These days, it’s almost unheard of to attempt to get around in an unfamiliar place without the help of a GPS app of some kind. At their best, they’re sleek, fast, accurate, and make getting lost a thing of the past. However, they tend to be almost brutally efficient, placing a high priority on the quickest (and often least interesting) route.

That kind of brutal efficiency often means experiencing your destination of choice by way of busy streets, industrial and homogenized areas, and soulless thoroughfares. Not exactly ideal when you’re on vacation and looking to experience a place at its best.

Fortunately, a team of researchers led by Daniele Quercia at the Yahoo Labs in Barcelona are working on a solution.

gps scenic route

Using crowd sourced data from a site called UrbanGems, along with a database created with images from Google Street View and Geograph, Quercia and her team set about finding a way to use an algorithm to power navigation that’s based on the most visually pleasing and emotionally stimulating route from point A to point B, even if it’s not the fastest.

With their internet-sourced info, the team traveled to London and gathered actual human beings to test the navigation methods.
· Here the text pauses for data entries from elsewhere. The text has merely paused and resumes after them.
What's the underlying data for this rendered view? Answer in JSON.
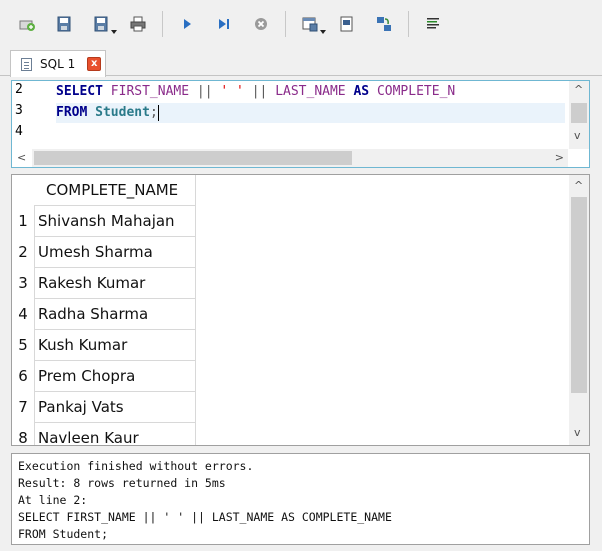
{
  "toolbar": {
    "buttons": [
      {
        "icon": "new-tab-icon"
      },
      {
        "icon": "open-sql-icon"
      },
      {
        "icon": "save-sql-icon",
        "dropdown": true
      },
      {
        "icon": "print-icon"
      },
      {
        "icon": "execute-all-icon"
      },
      {
        "icon": "execute-line-icon"
      },
      {
        "icon": "stop-icon"
      },
      {
        "icon": "save-results-icon",
        "dropdown": true
      },
      {
        "icon": "find-icon"
      },
      {
        "icon": "find-replace-icon"
      },
      {
        "icon": "wrap-lines-icon"
      }
    ]
  },
  "tab": {
    "label": "SQL 1",
    "close_glyph": "x"
  },
  "editor": {
    "line_numbers": [
      "2",
      "3",
      "4"
    ],
    "line2": {
      "kw_select": "SELECT",
      "col1": "FIRST_NAME",
      "op1": "||",
      "str": "' '",
      "op2": "||",
      "col2": "LAST_NAME",
      "kw_as": "AS",
      "alias": "COMPLETE_N"
    },
    "line3": {
      "kw_from": "FROM",
      "table": "Student",
      "semi": ";"
    }
  },
  "results": {
    "column": "COMPLETE_NAME",
    "rows": [
      {
        "n": "1",
        "name": "Shivansh Mahajan"
      },
      {
        "n": "2",
        "name": "Umesh Sharma"
      },
      {
        "n": "3",
        "name": "Rakesh Kumar"
      },
      {
        "n": "4",
        "name": "Radha Sharma"
      },
      {
        "n": "5",
        "name": "Kush Kumar"
      },
      {
        "n": "6",
        "name": "Prem Chopra"
      },
      {
        "n": "7",
        "name": "Pankaj Vats"
      },
      {
        "n": "8",
        "name": "Navleen Kaur"
      }
    ]
  },
  "messages": [
    "Execution finished without errors.",
    "Result: 8 rows returned in 5ms",
    "At line 2:",
    "SELECT FIRST_NAME || ' ' || LAST_NAME AS COMPLETE_NAME",
    "FROM Student;"
  ],
  "scroll_glyphs": {
    "up": "^",
    "down": "v",
    "left": "<",
    "right": ">"
  }
}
According to Technology Review, these subjects agreed that the algorithm’s routes were more beautiful than the shorter routes provided by standard GPS mapping software.

Encouraged by this positive result, but sensing that using crowd sourced opinions and laboriously collected images for every location in every city would be a next-to-impossible task, Quercia and her team found a way to automate the process using data and tags collected from Flickr images.

The team then took the algorithm to the streets once again, this time in Boston, using the new automated method. Once again, users tended to agree that the algorithm’s routes were more pleasant than those provided by the standard GPS.

GPS2

Though there are still obstacles to overcome (such as accounting for the impact of traffic, nightlife, and heavy crowds on an area), the proof of concept is encouraging. Soon, we could be using an app that not only helps us get where we need to go, but also helps us enjoy the journey.

What do you think–will you be among the first to download if and when we see an app like this in the App Store?